Eoin Morgan started watching the World Cup final DVD (trophy won last year) during the lockdown. In reality he had not seen a match until recently, and then saw it three times, trying to make sense of what happened and why.
Morgan said, "It's an incredible day just to sit and watch. The whole day is still tense every time I look at it. Looking back at it, all the steps in the game, it seems like a privilege." In the weeks immediately following the finale Morgan spoke to Kane Williamson, the captain of New Zealand, even twice, and only to talk to him about the game.
Looking at it now, there are times when Morgan thought England could lose that day. One in particular: "Jimmy Neesham throws bowling at Ben Stokes, throws a slower ball and Ben hits it for a long time and the memory that the ball is in the air, and you can see the trajectory of the ball, and you know exactly when you hit it on for the hill, you absolutely have to smoke it to hit it for six.
And it went high and not enough for how much it was appreciated and for a minute I thought: "Here it is, Ben is out, we still need 15 an over. I thought for a split second that he was dead and gone."
A question of sliding-doors
It was a time of sliding doors.
Morgan wonders if he would still be England's captain, if Trento Boult hadn't stopped at the limit when he had taken that ball, that is six instead of out: "This is a good question and one that I don't have the answer to.

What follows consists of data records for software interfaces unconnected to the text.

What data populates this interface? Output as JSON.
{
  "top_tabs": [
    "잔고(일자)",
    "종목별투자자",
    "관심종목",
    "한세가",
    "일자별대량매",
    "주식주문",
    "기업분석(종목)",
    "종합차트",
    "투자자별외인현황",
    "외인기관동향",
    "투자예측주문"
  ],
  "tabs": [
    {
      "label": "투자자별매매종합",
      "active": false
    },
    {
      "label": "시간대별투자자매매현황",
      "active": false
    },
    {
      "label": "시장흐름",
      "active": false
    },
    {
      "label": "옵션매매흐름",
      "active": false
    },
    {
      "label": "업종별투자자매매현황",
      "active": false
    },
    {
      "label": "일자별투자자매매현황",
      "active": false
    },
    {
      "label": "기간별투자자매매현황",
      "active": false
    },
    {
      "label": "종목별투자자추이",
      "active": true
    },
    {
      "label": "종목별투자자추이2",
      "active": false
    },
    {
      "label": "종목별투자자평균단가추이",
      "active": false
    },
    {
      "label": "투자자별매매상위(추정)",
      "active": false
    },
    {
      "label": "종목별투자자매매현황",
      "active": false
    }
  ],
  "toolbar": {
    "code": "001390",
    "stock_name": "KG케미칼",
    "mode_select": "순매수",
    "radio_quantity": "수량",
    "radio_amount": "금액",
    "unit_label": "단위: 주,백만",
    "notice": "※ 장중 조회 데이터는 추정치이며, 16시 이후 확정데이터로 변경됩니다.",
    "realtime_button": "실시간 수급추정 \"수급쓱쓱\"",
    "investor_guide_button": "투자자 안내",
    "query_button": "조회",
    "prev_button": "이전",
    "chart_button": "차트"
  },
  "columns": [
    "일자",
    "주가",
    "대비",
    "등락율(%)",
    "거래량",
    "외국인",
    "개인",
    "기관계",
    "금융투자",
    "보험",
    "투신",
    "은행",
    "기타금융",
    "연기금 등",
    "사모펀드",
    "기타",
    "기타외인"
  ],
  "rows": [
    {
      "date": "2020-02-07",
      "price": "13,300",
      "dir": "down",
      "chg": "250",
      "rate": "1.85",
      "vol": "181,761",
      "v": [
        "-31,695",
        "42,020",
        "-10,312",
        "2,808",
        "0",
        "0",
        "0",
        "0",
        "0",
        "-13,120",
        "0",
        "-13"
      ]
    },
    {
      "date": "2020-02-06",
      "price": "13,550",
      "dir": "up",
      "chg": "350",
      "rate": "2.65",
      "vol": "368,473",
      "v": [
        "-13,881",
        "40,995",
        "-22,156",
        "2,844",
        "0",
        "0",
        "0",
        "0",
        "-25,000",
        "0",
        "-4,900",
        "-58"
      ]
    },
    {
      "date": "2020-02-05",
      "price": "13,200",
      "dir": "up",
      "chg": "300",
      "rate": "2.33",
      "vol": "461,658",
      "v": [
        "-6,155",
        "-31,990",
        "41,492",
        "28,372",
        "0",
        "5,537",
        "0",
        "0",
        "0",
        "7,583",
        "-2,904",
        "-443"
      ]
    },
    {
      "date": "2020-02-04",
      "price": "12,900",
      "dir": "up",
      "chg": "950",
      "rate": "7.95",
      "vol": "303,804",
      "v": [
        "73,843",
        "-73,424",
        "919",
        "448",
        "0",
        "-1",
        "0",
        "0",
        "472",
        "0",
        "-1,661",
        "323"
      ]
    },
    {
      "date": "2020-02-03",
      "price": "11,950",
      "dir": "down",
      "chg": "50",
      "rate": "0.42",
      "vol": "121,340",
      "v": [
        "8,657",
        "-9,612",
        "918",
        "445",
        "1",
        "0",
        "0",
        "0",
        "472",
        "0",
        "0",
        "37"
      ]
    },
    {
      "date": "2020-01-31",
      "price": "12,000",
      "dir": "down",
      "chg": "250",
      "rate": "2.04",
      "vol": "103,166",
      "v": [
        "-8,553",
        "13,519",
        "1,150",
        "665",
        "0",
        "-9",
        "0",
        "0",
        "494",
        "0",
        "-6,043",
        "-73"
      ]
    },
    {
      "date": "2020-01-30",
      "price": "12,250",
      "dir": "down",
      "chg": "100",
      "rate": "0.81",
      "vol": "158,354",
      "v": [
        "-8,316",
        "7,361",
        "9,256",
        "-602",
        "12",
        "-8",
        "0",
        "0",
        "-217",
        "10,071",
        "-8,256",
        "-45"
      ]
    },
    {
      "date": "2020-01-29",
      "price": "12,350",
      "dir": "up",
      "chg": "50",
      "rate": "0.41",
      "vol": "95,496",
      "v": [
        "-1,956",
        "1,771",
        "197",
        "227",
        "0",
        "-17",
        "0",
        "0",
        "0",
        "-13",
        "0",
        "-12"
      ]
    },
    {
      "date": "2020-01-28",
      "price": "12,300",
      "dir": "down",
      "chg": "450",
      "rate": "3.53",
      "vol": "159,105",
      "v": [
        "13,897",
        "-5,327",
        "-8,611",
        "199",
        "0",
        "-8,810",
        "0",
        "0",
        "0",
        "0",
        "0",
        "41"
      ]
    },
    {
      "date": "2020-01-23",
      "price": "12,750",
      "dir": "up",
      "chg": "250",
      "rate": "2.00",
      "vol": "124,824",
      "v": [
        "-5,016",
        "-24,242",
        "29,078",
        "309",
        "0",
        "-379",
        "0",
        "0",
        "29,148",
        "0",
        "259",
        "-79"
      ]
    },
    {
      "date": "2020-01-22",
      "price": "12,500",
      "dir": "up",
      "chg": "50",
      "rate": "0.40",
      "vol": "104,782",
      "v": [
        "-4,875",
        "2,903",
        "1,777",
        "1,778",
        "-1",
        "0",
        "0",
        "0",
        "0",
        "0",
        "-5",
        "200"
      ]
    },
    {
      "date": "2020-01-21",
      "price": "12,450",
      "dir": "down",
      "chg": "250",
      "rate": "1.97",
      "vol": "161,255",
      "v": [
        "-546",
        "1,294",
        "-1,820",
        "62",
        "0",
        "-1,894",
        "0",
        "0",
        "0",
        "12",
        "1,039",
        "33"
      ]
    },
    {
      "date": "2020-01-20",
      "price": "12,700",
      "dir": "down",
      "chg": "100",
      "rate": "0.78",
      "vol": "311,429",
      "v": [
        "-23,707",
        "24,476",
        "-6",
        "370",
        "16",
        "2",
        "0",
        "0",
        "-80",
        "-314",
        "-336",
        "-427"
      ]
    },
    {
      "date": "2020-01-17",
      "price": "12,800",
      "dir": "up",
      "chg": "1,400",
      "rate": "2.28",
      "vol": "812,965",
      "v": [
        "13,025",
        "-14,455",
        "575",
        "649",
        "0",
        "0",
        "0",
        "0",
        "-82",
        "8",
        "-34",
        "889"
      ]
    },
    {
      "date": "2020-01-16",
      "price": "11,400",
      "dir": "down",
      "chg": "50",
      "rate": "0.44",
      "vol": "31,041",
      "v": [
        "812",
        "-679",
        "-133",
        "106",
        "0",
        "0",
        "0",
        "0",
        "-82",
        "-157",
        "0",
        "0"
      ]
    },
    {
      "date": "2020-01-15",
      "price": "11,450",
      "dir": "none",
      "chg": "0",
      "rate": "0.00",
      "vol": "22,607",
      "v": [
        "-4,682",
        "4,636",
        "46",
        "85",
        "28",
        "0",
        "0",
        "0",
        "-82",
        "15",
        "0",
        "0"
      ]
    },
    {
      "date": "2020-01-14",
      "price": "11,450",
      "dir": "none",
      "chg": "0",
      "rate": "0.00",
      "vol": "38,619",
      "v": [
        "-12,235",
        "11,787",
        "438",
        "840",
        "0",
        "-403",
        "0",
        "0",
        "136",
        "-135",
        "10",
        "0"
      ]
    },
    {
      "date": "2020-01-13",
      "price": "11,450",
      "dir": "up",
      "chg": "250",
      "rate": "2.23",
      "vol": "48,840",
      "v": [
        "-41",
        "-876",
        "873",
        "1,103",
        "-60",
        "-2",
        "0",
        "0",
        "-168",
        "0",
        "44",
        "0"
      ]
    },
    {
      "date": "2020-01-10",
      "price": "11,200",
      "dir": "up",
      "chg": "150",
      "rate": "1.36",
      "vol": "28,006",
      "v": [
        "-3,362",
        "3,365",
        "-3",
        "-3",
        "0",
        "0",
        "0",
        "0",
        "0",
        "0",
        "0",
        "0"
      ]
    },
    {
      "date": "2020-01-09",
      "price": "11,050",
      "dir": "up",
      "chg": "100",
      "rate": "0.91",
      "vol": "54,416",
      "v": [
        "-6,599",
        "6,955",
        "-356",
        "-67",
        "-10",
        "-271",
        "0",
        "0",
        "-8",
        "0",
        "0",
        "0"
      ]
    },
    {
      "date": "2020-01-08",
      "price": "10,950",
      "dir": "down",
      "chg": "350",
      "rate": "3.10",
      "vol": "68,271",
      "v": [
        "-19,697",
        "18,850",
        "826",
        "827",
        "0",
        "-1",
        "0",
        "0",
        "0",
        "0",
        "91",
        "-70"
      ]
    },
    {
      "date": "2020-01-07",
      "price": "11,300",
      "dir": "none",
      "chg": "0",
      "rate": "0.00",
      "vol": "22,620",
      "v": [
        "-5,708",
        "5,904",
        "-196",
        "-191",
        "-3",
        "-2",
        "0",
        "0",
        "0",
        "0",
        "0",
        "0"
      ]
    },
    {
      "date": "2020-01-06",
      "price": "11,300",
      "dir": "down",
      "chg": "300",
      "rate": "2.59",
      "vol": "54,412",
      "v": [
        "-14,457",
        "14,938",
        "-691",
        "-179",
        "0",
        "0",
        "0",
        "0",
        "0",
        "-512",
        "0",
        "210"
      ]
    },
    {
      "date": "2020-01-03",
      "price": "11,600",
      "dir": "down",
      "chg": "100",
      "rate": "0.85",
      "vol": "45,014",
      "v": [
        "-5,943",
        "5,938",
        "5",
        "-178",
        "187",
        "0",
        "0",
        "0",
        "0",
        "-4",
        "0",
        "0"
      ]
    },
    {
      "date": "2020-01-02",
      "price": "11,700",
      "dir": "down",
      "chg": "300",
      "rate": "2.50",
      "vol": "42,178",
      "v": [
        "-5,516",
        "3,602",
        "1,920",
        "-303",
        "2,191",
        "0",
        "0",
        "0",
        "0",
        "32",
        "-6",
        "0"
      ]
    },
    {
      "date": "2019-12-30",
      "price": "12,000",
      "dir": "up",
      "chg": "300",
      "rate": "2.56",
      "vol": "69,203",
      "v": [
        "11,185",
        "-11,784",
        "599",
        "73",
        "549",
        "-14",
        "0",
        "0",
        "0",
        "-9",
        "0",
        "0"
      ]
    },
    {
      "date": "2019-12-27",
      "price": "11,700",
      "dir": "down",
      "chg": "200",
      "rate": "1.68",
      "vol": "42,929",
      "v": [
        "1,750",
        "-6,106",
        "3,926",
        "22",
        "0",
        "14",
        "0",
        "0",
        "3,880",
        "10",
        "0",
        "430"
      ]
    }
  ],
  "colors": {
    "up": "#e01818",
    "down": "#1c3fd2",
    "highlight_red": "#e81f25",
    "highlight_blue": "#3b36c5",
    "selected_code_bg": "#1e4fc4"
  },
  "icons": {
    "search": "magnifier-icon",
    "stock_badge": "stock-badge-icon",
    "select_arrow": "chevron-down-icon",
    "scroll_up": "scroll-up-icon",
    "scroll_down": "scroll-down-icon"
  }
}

The fact that we won or lost is not part of my decision to stay, but obviously it would have been part of that of Ed Smith, Ashley Giles and Tom Harrison." But he likes to think that four years before the tournament also counted something in their way of thinking, that the transformation that made a cricket into England's white ball was worth as much as the final result.
"The way we played in the finale summed up the way we felt in those four years," says Morgan. He was particularly proud of the way they celebrated, claimed to have done it right. He in fact said: "We know what it's like to be beaten in tight parts, how to lose trophies, important parts and I think the humanity shown by both sides on that day was extremely encouraging."
About the respect for Williamson, he said: "He is an incredible boy, a great human being, one of the best players of our generation." He decided to go to the New Zealand locker room to have a beer with him after the game.